Extracted records
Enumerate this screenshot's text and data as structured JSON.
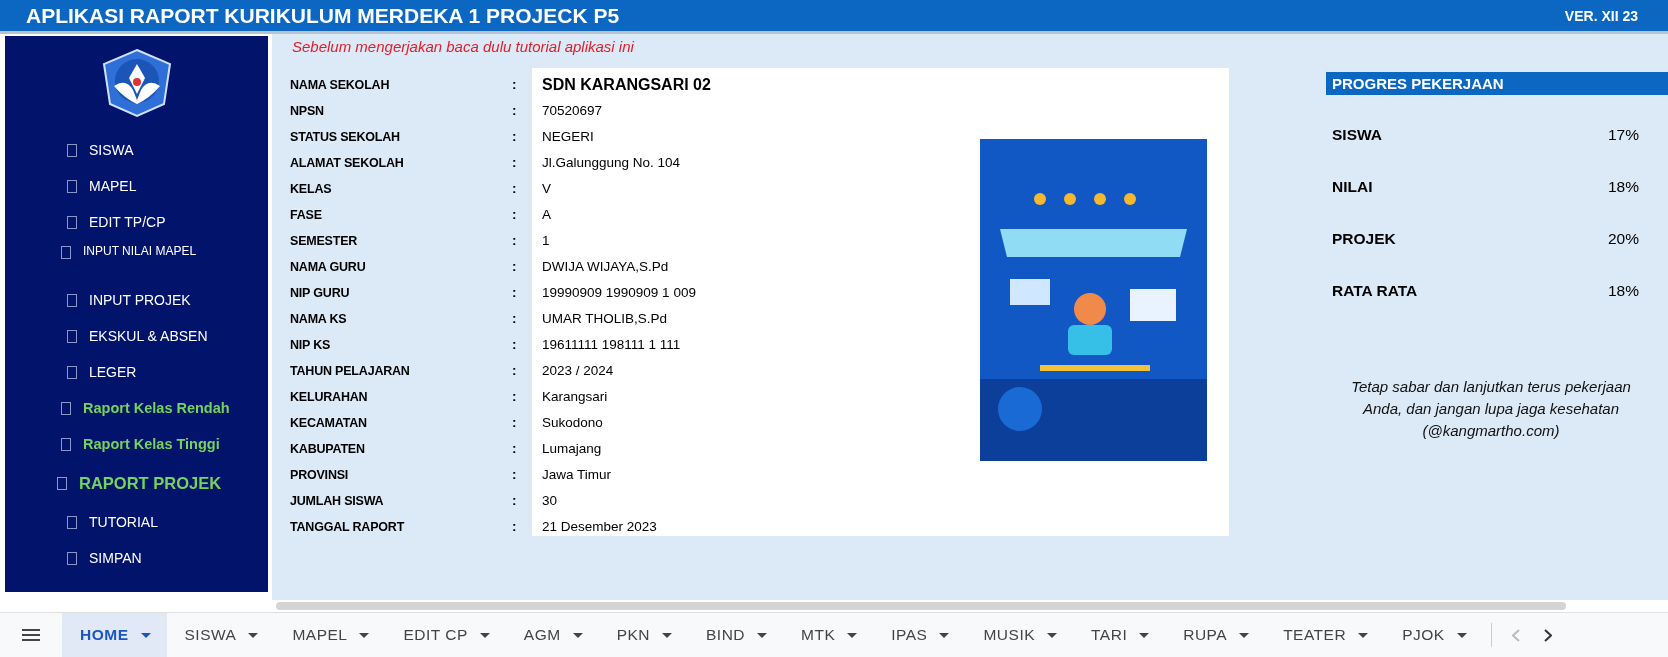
{
  "header": {
    "title": "APLIKASI RAPORT KURIKULUM MERDEKA 1 PROJECK P5",
    "version": "VER. XII 23"
  },
  "sidebar": {
    "items": [
      {
        "label": "SISWA",
        "kind": "menu"
      },
      {
        "label": "MAPEL",
        "kind": "menu"
      },
      {
        "label": "EDIT TP/CP",
        "kind": "menu"
      },
      {
        "label": "INPUT NILAI MAPEL",
        "kind": "small"
      },
      {
        "label": "INPUT PROJEK",
        "kind": "menu"
      },
      {
        "label": "EKSKUL & ABSEN",
        "kind": "menu"
      },
      {
        "label": "LEGER",
        "kind": "menu"
      },
      {
        "label": "Raport Kelas Rendah",
        "kind": "report"
      },
      {
        "label": "Raport Kelas Tinggi",
        "kind": "report"
      },
      {
        "label": "RAPORT PROJEK",
        "kind": "report-large"
      },
      {
        "label": "TUTORIAL",
        "kind": "menu"
      },
      {
        "label": "SIMPAN",
        "kind": "menu"
      }
    ]
  },
  "notice": "Sebelum mengerjakan baca dulu tutorial aplikasi ini",
  "form": {
    "fields": [
      {
        "label": "NAMA SEKOLAH",
        "separator": ":",
        "value": "SDN KARANGSARI 02",
        "kind": "heading"
      },
      {
        "label": "NPSN",
        "separator": ":",
        "value": "70520697",
        "kind": "plain"
      },
      {
        "label": "STATUS SEKOLAH",
        "separator": ":",
        "value": "NEGERI",
        "kind": "plain"
      },
      {
        "label": "ALAMAT SEKOLAH",
        "separator": ":",
        "value": "Jl.Galunggung No. 104",
        "kind": "plain"
      },
      {
        "label": "KELAS",
        "separator": ":",
        "value": "V",
        "kind": "plain"
      },
      {
        "label": "FASE",
        "separator": ":",
        "value": "A",
        "kind": "plain"
      },
      {
        "label": "SEMESTER",
        "separator": ":",
        "value": "1",
        "kind": "plain"
      },
      {
        "label": "NAMA GURU",
        "separator": ":",
        "value": "DWIJA WIJAYA,S.Pd",
        "kind": "plain"
      },
      {
        "label": "NIP GURU",
        "separator": ":",
        "value": "19990909 1990909 1 009",
        "kind": "plain"
      },
      {
        "label": "NAMA KS",
        "separator": ":",
        "value": "UMAR THOLIB,S.Pd",
        "kind": "plain"
      },
      {
        "label": "NIP KS",
        "separator": ":",
        "value": "19611111 198111 1 111",
        "kind": "plain"
      },
      {
        "label": "TAHUN PELAJARAN",
        "separator": ":",
        "value": "2023 / 2024",
        "kind": "plain"
      },
      {
        "label": "KELURAHAN",
        "separator": ":",
        "value": "Karangsari",
        "kind": "plain"
      },
      {
        "label": "KECAMATAN",
        "separator": ":",
        "value": "Sukodono",
        "kind": "plain"
      },
      {
        "label": "KABUPATEN",
        "separator": ":",
        "value": "Lumajang",
        "kind": "plain"
      },
      {
        "label": "PROVINSI",
        "separator": ":",
        "value": "Jawa Timur",
        "kind": "plain"
      },
      {
        "label": "JUMLAH SISWA",
        "separator": ":",
        "value": "30",
        "kind": "plain"
      },
      {
        "label": "TANGGAL RAPORT",
        "separator": ":",
        "value": "21 Desember 2023",
        "kind": "plain"
      }
    ]
  },
  "progress": {
    "title": "PROGRES PEKERJAAN",
    "items": [
      {
        "label": "SISWA",
        "value": "17%"
      },
      {
        "label": "NILAI",
        "value": "18%"
      },
      {
        "label": "PROJEK",
        "value": "20%"
      },
      {
        "label": "RATA RATA",
        "value": "18%"
      }
    ],
    "message": "Tetap sabar dan lanjutkan terus pekerjaan Anda, dan jangan lupa jaga kesehatan (@kangmartho.com)"
  },
  "sheet_tabs": [
    {
      "label": "HOME",
      "selected": true
    },
    {
      "label": "SISWA",
      "selected": false
    },
    {
      "label": "MAPEL",
      "selected": false
    },
    {
      "label": "EDIT CP",
      "selected": false
    },
    {
      "label": "AGM",
      "selected": false
    },
    {
      "label": "PKN",
      "selected": false
    },
    {
      "label": "BIND",
      "selected": false
    },
    {
      "label": "MTK",
      "selected": false
    },
    {
      "label": "IPAS",
      "selected": false
    },
    {
      "label": "MUSIK",
      "selected": false
    },
    {
      "label": "TARI",
      "selected": false
    },
    {
      "label": "RUPA",
      "selected": false
    },
    {
      "label": "TEATER",
      "selected": false
    },
    {
      "label": "PJOK",
      "selected": false
    }
  ]
}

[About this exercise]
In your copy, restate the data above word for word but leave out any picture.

[Exercise result]
Enumerate this screenshot's text and data as structured JSON.
{
  "header": {
    "title": "APLIKASI RAPORT KURIKULUM MERDEKA 1 PROJECK P5",
    "version": "VER. XII 23"
  },
  "sidebar": {
    "items": [
      {
        "label": "SISWA",
        "kind": "menu"
      },
      {
        "label": "MAPEL",
        "kind": "menu"
      },
      {
        "label": "EDIT TP/CP",
        "kind": "menu"
      },
      {
        "label": "INPUT NILAI MAPEL",
        "kind": "small"
      },
      {
        "label": "INPUT PROJEK",
        "kind": "menu"
      },
      {
        "label": "EKSKUL & ABSEN",
        "kind": "menu"
      },
      {
        "label": "LEGER",
        "kind": "menu"
      },
      {
        "label": "Raport Kelas Rendah",
        "kind": "report"
      },
      {
        "label": "Raport Kelas Tinggi",
        "kind": "report"
      },
      {
        "label": "RAPORT PROJEK",
        "kind": "report-large"
      },
      {
        "label": "TUTORIAL",
        "kind": "menu"
      },
      {
        "label": "SIMPAN",
        "kind": "menu"
      }
    ]
  },
  "notice": "Sebelum mengerjakan baca dulu tutorial aplikasi ini",
  "form": {
    "fields": [
      {
        "label": "NAMA SEKOLAH",
        "separator": ":",
        "value": "SDN KARANGSARI 02",
        "kind": "heading"
      },
      {
        "label": "NPSN",
        "separator": ":",
        "value": "70520697",
        "kind": "plain"
      },
      {
        "label": "STATUS SEKOLAH",
        "separator": ":",
        "value": "NEGERI",
        "kind": "plain"
      },
      {
        "label": "ALAMAT SEKOLAH",
        "separator": ":",
        "value": "Jl.Galunggung No. 104",
        "kind": "plain"
      },
      {
        "label": "KELAS",
        "separator": ":",
        "value": "V",
        "kind": "plain"
      },
      {
        "label": "FASE",
        "separator": ":",
        "value": "A",
        "kind": "plain"
      },
      {
        "label": "SEMESTER",
        "separator": ":",
        "value": "1",
        "kind": "plain"
      },
      {
        "label": "NAMA GURU",
        "separator": ":",
        "value": "DWIJA WIJAYA,S.Pd",
        "kind": "plain"
      },
      {
        "label": "NIP GURU",
        "separator": ":",
        "value": "19990909 1990909 1 009",
        "kind": "plain"
      },
      {
        "label": "NAMA KS",
        "separator": ":",
        "value": "UMAR THOLIB,S.Pd",
        "kind": "plain"
      },
      {
        "label": "NIP KS",
        "separator": ":",
        "value": "19611111 198111 1 111",
        "kind": "plain"
      },
      {
        "label": "TAHUN PELAJARAN",
        "separator": ":",
        "value": "2023 / 2024",
        "kind": "plain"
      },
      {
        "label": "KELURAHAN",
        "separator": ":",
        "value": "Karangsari",
        "kind": "plain"
      },
      {
        "label": "KECAMATAN",
        "separator": ":",
        "value": "Sukodono",
        "kind": "plain"
      },
      {
        "label": "KABUPATEN",
        "separator": ":",
        "value": "Lumajang",
        "kind": "plain"
      },
      {
        "label": "PROVINSI",
        "separator": ":",
        "value": "Jawa Timur",
        "kind": "plain"
      },
      {
        "label": "JUMLAH SISWA",
        "separator": ":",
        "value": "30",
        "kind": "plain"
      },
      {
        "label": "TANGGAL RAPORT",
        "separator": ":",
        "value": "21 Desember 2023",
        "kind": "plain"
      }
    ]
  },
  "progress": {
    "title": "PROGRES PEKERJAAN",
    "items": [
      {
        "label": "SISWA",
        "value": "17%"
      },
      {
        "label": "NILAI",
        "value": "18%"
      },
      {
        "label": "PROJEK",
        "value": "20%"
      },
      {
        "label": "RATA RATA",
        "value": "18%"
      }
    ],
    "message": "Tetap sabar dan lanjutkan terus pekerjaan Anda, dan jangan lupa jaga kesehatan (@kangmartho.com)"
  },
  "sheet_tabs": [
    {
      "label": "HOME",
      "selected": true
    },
    {
      "label": "SISWA",
      "selected": false
    },
    {
      "label": "MAPEL",
      "selected": false
    },
    {
      "label": "EDIT CP",
      "selected": false
    },
    {
      "label": "AGM",
      "selected": false
    },
    {
      "label": "PKN",
      "selected": false
    },
    {
      "label": "BIND",
      "selected": false
    },
    {
      "label": "MTK",
      "selected": false
    },
    {
      "label": "IPAS",
      "selected": false
    },
    {
      "label": "MUSIK",
      "selected": false
    },
    {
      "label": "TARI",
      "selected": false
    },
    {
      "label": "RUPA",
      "selected": false
    },
    {
      "label": "TEATER",
      "selected": false
    },
    {
      "label": "PJOK",
      "selected": false
    }
  ]
}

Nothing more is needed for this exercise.